Black Swan Events were introduced by Nassim Nicholas Taleb, a Lebanese-American essayist, scholar, statistician, and risk analyst in his 2001 book, Fooled by Randomness, in which he seeks to show that some extreme events are impossible to predict no matter how sophisticated the statistical model.
Taleb gave the Black Swan Event three attributes.
- It is an outlier that lies outside the realm of regular expectations, because nothing in the past can convincingly point to its possibility.
- It carries an extreme 'impact'.
- Human nature leads to explanations after the fact, seeking future predictability that is, in fact, impossible.
The idea of a black swan has actually been traced back to the Roman poet Juvenal who lived in the late 1st and early 2nd century AD. He coined the Latin phrase "rara avis in terris nigroque simillima cygno" ("a rare bird in the lands and very much like a black swan").

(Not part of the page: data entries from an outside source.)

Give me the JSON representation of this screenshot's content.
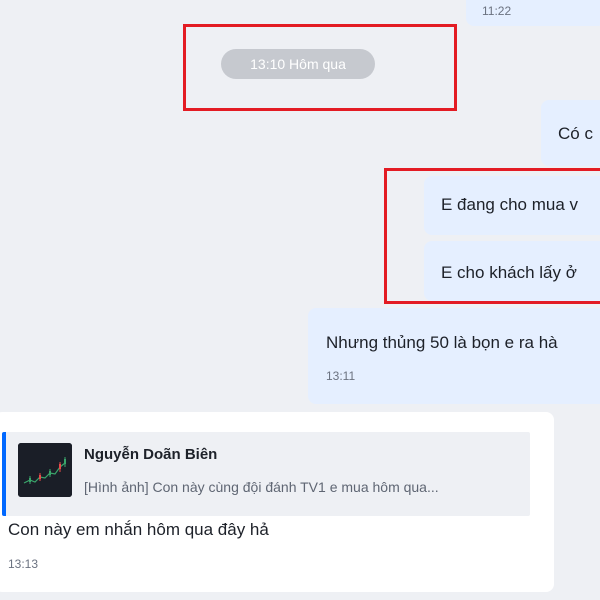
{
  "conversation": {
    "top_bubble_time": "11:22",
    "date_separator": "13:10 Hôm qua",
    "messages_out": [
      {
        "text": "Có c"
      },
      {
        "text": "E đang cho mua v"
      },
      {
        "text": "E cho khách lấy ở"
      },
      {
        "text": "Nhưng thủng 50 là bọn e ra hà",
        "time": "13:11"
      }
    ],
    "reply_message": {
      "quoted_name": "Nguyễn Doãn Biên",
      "quoted_text": "[Hình ảnh] Con này cùng đội đánh TV1 e mua hôm qua...",
      "quoted_image_icon": "candlestick-chart-thumbnail",
      "text": "Con này em nhắn hôm qua đây hả",
      "time": "13:13"
    }
  },
  "annotation": {
    "color": "#e31b23"
  },
  "colors": {
    "outgoing_bubble": "#e5efff",
    "incoming_bubble": "#ffffff",
    "background": "#eef0f4",
    "quote_accent": "#0068ff"
  }
}
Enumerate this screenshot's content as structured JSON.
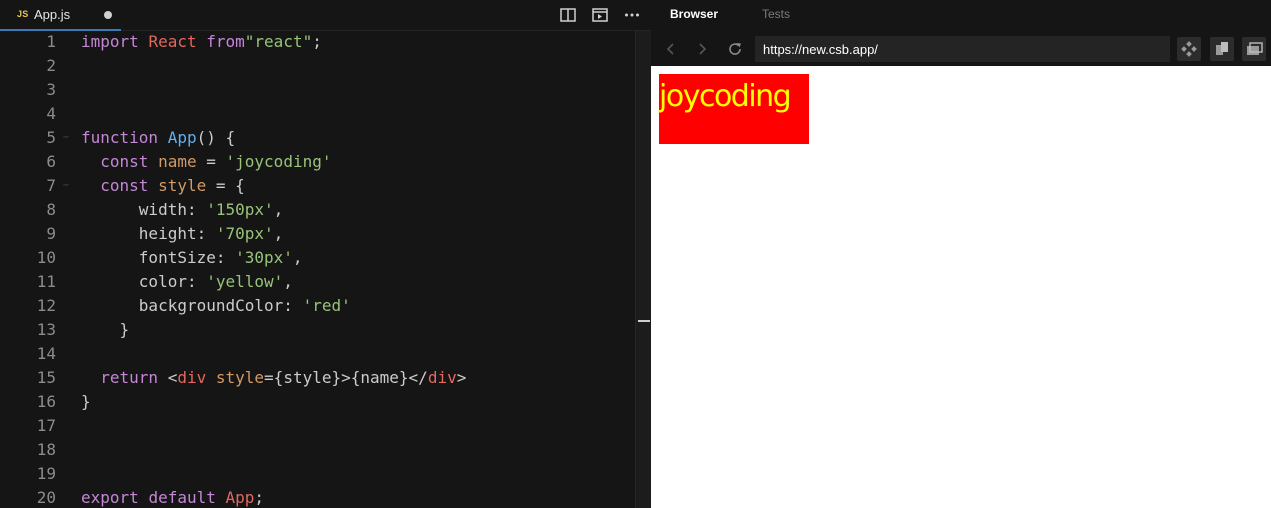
{
  "editor": {
    "tab": {
      "icon_label": "JS",
      "file_name": "App.js"
    },
    "lines": [
      {
        "n": "1",
        "tokens": [
          [
            "kw",
            "import"
          ],
          [
            "pn",
            " "
          ],
          [
            "id",
            "React"
          ],
          [
            "pn",
            " "
          ],
          [
            "kw",
            "from"
          ],
          [
            "str",
            "\"react\""
          ],
          [
            "pn",
            ";"
          ]
        ]
      },
      {
        "n": "2",
        "tokens": []
      },
      {
        "n": "3",
        "tokens": []
      },
      {
        "n": "4",
        "tokens": []
      },
      {
        "n": "5",
        "fold": true,
        "tokens": [
          [
            "kw",
            "function"
          ],
          [
            "pn",
            " "
          ],
          [
            "fn",
            "App"
          ],
          [
            "pn",
            "() {"
          ]
        ]
      },
      {
        "n": "6",
        "tokens": [
          [
            "pn",
            "  "
          ],
          [
            "kw",
            "const"
          ],
          [
            "pn",
            " "
          ],
          [
            "var",
            "name"
          ],
          [
            "pn",
            " = "
          ],
          [
            "str",
            "'joycoding'"
          ]
        ]
      },
      {
        "n": "7",
        "fold": true,
        "tokens": [
          [
            "pn",
            "  "
          ],
          [
            "kw",
            "const"
          ],
          [
            "pn",
            " "
          ],
          [
            "var",
            "style"
          ],
          [
            "pn",
            " = {"
          ]
        ]
      },
      {
        "n": "8",
        "tokens": [
          [
            "pn",
            "      "
          ],
          [
            "prop",
            "width"
          ],
          [
            "pn",
            ": "
          ],
          [
            "str",
            "'150px'"
          ],
          [
            "pn",
            ","
          ]
        ]
      },
      {
        "n": "9",
        "tokens": [
          [
            "pn",
            "      "
          ],
          [
            "prop",
            "height"
          ],
          [
            "pn",
            ": "
          ],
          [
            "str",
            "'70px'"
          ],
          [
            "pn",
            ","
          ]
        ]
      },
      {
        "n": "10",
        "tokens": [
          [
            "pn",
            "      "
          ],
          [
            "prop",
            "fontSize"
          ],
          [
            "pn",
            ": "
          ],
          [
            "str",
            "'30px'"
          ],
          [
            "pn",
            ","
          ]
        ]
      },
      {
        "n": "11",
        "tokens": [
          [
            "pn",
            "      "
          ],
          [
            "prop",
            "color"
          ],
          [
            "pn",
            ": "
          ],
          [
            "str",
            "'yellow'"
          ],
          [
            "pn",
            ","
          ]
        ]
      },
      {
        "n": "12",
        "tokens": [
          [
            "pn",
            "      "
          ],
          [
            "prop",
            "backgroundColor"
          ],
          [
            "pn",
            ": "
          ],
          [
            "str",
            "'red'"
          ]
        ]
      },
      {
        "n": "13",
        "tokens": [
          [
            "pn",
            "    }"
          ]
        ]
      },
      {
        "n": "14",
        "tokens": []
      },
      {
        "n": "15",
        "tokens": [
          [
            "pn",
            "  "
          ],
          [
            "kw",
            "return"
          ],
          [
            "pn",
            " <"
          ],
          [
            "id",
            "div"
          ],
          [
            "pn",
            " "
          ],
          [
            "var",
            "style"
          ],
          [
            "pn",
            "={style}>{name}</"
          ],
          [
            "id",
            "div"
          ],
          [
            "pn",
            ">"
          ]
        ]
      },
      {
        "n": "16",
        "tokens": [
          [
            "pn",
            "}"
          ]
        ]
      },
      {
        "n": "17",
        "tokens": []
      },
      {
        "n": "18",
        "tokens": []
      },
      {
        "n": "19",
        "tokens": []
      },
      {
        "n": "20",
        "tokens": [
          [
            "kw",
            "export"
          ],
          [
            "pn",
            " "
          ],
          [
            "kw",
            "default"
          ],
          [
            "pn",
            " "
          ],
          [
            "id",
            "App"
          ],
          [
            "pn",
            ";"
          ]
        ]
      }
    ]
  },
  "browser": {
    "tabs": {
      "browser": "Browser",
      "tests": "Tests"
    },
    "url": "https://new.csb.app/",
    "rendered_text": "joycoding"
  },
  "colors": {
    "editor_bg": "#151515",
    "keyword": "#c586d6",
    "identifier": "#e2675f",
    "function": "#61afef",
    "string": "#98c379",
    "variable": "#d19a66",
    "active_tab_underline": "#3a78b8",
    "rendered_bg": "#ff0000",
    "rendered_text": "#ffff00"
  },
  "icons": [
    "split-view-icon",
    "preview-icon",
    "more-icon",
    "back-arrow-icon",
    "forward-arrow-icon",
    "refresh-icon",
    "devtools-icon",
    "open-new-window-icon",
    "window-icon"
  ]
}
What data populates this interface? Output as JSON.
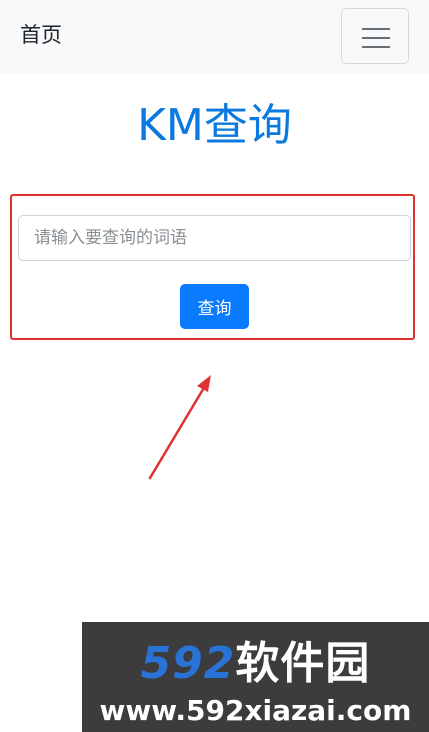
{
  "navbar": {
    "brand": "首页",
    "menu_icon": "hamburger-menu-icon"
  },
  "page": {
    "title": "KM查询"
  },
  "search": {
    "placeholder": "请输入要查询的词语",
    "value": "",
    "button_label": "查询"
  },
  "annotation": {
    "highlight_color": "#e0332f",
    "arrow_color": "#e0332f"
  },
  "watermark": {
    "brand_number": "592",
    "brand_text": "软件园",
    "url": "www.592xiazai.com"
  },
  "colors": {
    "title": "#0b79df",
    "button": "#0a7bff",
    "navbar_bg": "#f8f9fa"
  }
}
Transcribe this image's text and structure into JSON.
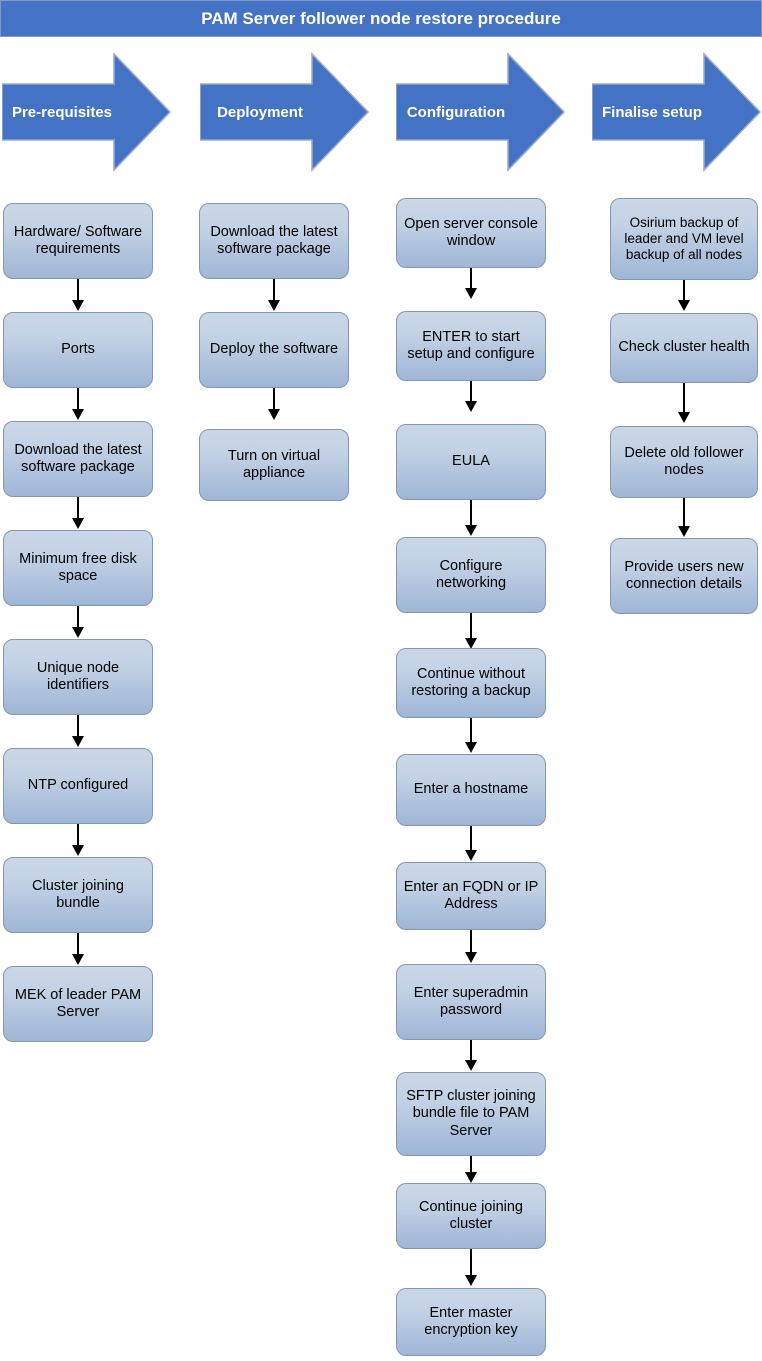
{
  "title": {
    "text": "PAM Server follower node restore procedure",
    "background": "#4472C4",
    "color": "#FFFFFF"
  },
  "phases": [
    {
      "label": "Pre-requisites",
      "color": "#4472C4"
    },
    {
      "label": "Deployment",
      "color": "#4472C4"
    },
    {
      "label": "Configuration",
      "color": "#4472C4"
    },
    {
      "label": "Finalise setup",
      "color": "#4472C4"
    }
  ],
  "columns": [
    {
      "name": "pre-requisites",
      "steps": [
        "Hardware/ Software requirements",
        "Ports",
        "Download the latest software package",
        "Minimum free disk space",
        "Unique node identifiers",
        "NTP configured",
        "Cluster joining bundle",
        "MEK of leader PAM Server"
      ]
    },
    {
      "name": "deployment",
      "steps": [
        "Download the latest software package",
        "Deploy the software",
        "Turn on virtual appliance"
      ]
    },
    {
      "name": "configuration",
      "steps": [
        "Open server console window",
        "ENTER to start setup and configure",
        "EULA",
        "Configure networking",
        "Continue without restoring a backup",
        "Enter a hostname",
        "Enter an FQDN or IP Address",
        "Enter superadmin password",
        "SFTP cluster joining bundle file to PAM Server",
        "Continue joining cluster",
        "Enter master encryption key"
      ]
    },
    {
      "name": "finalise-setup",
      "steps": [
        "Osirium backup of leader and VM level backup of all nodes",
        "Check cluster health",
        "Delete old follower nodes",
        "Provide users new connection details"
      ]
    }
  ],
  "box_style": {
    "fill_top": "#CAD7E8",
    "fill_bottom": "#9FB6D6",
    "border": "#8497B0",
    "text_color": "#000000"
  },
  "connector_style": {
    "color": "#000000",
    "arrowhead": "filled-triangle"
  }
}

The black swan phrase became a common expression in 16th century London as a statement of impossibility. Because no one had ever seen a black swan it was assumed that they did not exist. Then in 1697, the Dutch explorer Willem de Vlamingh discovered black swans in Western Australia. The metaphor took on a whole new meaning. A single observation could upend any human system of thought, because in an instant the impossible can become a reality—like a black swan.